For immediate release:
Jan. 15, 2009
Contact: CW2 Patrick Daugherty
FORT INDIANTOWN GAP, Pa. - On a recent morning, Hamburg Schools Superintendent Steven Engravalle and School Board Member Dawn O'Grady climbed out of a New Jersey Army National Guard helicopter and onto a windswept airfield here. Their mission: to see special education teacher Suzanne Williamson at her "other job."
In that other job, she's known as Capt. Suzanne Williamson, the commander of Echo Company, 1-150th Assault Helicopter Battalion. And by early Spring, that job will take her to Iraq, a half a world away from her classroom in Hamburg.
When O'Grady and Engravalle caught up to Williamson, she was leading the 50 Soldiers in her command to target practice on a rifle range. Williamson stopped in her tracks when she saw her bosses.
"I can't believe you came all the way up here to see me," she said.
O'Grady and Engravalle were among a half-dozen employers who boarded UH-60 Blackhawk helicopters in Lawrenceville on Jan. 9 and made the 45-minute flight to Central Pennsylvania to observe their employees training The roughly 250 Soldiers from the unit, which flies helicopters, will deploy to Iraq this Spring for about 10 months. Before they leave, they'll spend about two months training at Fort Sill, Okla.
The trip was what's known as a "Boss Lift" and it was sponsored by the Employer Support of the Guard and Reserve (ESGR), a Department of Defense organization that protects the employment rights of military reservists.
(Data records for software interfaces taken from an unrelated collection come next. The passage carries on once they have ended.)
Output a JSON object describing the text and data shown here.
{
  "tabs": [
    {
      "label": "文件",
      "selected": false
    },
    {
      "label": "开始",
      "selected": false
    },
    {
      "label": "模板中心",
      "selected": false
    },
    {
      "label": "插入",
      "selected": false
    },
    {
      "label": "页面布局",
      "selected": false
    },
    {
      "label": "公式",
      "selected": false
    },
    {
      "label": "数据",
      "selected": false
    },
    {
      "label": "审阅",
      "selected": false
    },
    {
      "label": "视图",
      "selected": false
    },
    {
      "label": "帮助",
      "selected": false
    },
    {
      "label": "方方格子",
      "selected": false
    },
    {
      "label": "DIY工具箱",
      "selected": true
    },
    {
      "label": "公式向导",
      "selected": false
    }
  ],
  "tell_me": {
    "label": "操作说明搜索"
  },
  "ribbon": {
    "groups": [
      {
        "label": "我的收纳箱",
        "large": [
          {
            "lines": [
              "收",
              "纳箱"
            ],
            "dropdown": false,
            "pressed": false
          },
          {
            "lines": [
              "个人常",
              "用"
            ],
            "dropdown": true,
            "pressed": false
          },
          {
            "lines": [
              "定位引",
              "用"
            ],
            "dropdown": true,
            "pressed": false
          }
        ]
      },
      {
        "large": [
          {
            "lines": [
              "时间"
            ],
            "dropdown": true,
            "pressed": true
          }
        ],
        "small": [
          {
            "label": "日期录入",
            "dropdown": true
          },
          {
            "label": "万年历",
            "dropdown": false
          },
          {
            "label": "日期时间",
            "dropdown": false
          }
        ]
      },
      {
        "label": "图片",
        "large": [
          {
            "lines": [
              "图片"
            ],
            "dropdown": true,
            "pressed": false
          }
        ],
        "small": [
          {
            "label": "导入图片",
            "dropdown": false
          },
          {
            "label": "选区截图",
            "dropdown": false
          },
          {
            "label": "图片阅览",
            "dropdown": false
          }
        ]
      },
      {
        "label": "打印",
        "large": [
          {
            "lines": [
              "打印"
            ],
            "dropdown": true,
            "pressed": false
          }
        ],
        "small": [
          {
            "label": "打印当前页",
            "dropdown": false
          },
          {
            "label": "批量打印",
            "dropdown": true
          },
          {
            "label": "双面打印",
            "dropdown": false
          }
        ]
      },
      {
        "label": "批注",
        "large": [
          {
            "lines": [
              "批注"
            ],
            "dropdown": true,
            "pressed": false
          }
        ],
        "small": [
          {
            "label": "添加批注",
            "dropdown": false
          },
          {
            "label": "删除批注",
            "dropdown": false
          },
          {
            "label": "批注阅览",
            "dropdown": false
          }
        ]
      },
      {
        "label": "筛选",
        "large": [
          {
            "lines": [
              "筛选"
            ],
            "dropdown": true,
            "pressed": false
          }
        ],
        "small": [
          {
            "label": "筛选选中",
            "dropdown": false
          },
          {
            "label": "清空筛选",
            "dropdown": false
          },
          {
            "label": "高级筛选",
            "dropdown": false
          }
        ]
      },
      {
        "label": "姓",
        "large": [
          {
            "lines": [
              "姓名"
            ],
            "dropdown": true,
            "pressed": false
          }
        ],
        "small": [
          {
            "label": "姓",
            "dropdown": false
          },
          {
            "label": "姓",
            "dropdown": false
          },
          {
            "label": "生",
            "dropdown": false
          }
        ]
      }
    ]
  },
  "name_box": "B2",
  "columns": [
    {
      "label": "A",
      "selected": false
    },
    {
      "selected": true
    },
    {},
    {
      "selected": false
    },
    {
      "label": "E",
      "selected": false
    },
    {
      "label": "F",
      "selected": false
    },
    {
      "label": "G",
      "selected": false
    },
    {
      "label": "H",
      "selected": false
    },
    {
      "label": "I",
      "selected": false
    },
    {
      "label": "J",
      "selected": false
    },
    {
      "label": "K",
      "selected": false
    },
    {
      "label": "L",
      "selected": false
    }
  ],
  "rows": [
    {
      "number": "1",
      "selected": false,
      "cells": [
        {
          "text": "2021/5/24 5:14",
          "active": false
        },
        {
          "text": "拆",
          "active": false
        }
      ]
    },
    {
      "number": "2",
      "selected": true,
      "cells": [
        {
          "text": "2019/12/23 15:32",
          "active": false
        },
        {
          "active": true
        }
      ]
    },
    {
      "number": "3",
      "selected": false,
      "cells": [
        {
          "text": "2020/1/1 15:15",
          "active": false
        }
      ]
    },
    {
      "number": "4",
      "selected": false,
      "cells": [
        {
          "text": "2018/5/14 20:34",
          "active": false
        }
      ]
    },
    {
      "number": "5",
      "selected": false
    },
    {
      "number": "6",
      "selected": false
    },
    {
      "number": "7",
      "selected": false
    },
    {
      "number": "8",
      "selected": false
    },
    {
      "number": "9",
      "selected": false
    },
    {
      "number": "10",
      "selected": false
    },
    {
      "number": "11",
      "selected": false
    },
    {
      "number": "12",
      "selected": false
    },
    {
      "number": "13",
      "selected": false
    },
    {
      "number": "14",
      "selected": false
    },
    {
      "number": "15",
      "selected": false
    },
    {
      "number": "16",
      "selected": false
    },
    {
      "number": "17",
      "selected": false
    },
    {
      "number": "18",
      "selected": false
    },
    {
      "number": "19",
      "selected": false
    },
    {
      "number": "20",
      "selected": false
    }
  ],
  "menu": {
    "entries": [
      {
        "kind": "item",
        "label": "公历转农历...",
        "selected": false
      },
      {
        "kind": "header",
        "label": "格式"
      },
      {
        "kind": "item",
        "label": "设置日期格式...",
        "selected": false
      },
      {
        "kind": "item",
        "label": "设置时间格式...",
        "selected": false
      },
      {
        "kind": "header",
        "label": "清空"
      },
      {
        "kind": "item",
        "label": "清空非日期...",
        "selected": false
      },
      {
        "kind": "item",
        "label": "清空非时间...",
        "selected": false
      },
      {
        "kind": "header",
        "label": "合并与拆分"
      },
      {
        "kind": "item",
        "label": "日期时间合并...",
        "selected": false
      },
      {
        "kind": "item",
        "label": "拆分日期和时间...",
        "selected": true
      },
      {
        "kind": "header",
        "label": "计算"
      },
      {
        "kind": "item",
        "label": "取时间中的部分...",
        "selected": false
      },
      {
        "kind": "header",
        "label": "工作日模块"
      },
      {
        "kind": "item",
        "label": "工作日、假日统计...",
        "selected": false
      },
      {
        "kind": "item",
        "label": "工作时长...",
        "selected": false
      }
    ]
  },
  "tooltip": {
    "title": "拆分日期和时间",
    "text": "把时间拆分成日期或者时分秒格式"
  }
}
One of the ways it does this is by making sure bosses know what it is their people do when they get called to military duty - whether it's to train at a military base in Pennsylvania or to deploy to war in Iraq or Afghanistan.
Before the employers boarded the helicopters, Maj. Gen. Glenn K. Rieth, the state adjutant general, told them that by supporting their employees, they are making a direct contribution to the state and nation's defense.
That's because nearly half of the combat strength of the U.S. military is in the reserves, which includes the National Guard. And unlike the other reserve components, the National Guard can also be activated by the governor in state emergencies.
"The nation and our state are asking a lot of our citizen soldiers," Rieth said. For example, two-thirds of the soldiers in the aviation battalion have served in Iraq at least once before. And another group of more than 2,800 New Jersey Army Guard Soldiers from the 50th Infantry Brigade Combat Team just passed the mid-way point of their 10-month mission in Iraq. By this Spring, no state will have a greater percentage of its Army National Guard force serving in Iraq than New Jersey, which has a total of 6,000 Soldiers.
For Williamson, 41, it will be her second time in the Middle East. She served as an active-duty enlisted soldier during the Persian Gulf War.
"I'm going back there with a whole new perspective," Williamson said. "I'm looking forward to going, but I'm going to miss the kids I teach."
The students will miss Williamson as well, Engravalle said.
"We'll all miss her when she's deployed," he said. "If every employee was as good as her, life would be easy for me. She's smart, she's in shape, and she's the first one in and the last one out every day."
Engravalle said the trip to Fort Indiantown Gap gave him a better understanding of what Williamson does when she's away from school.
"It gives me an incredible empathy to what she and all of the soldiers go through," he said. "And it makes me proud of her. She's one of that 1 percent that serves to keep the other 99 percent of us safe."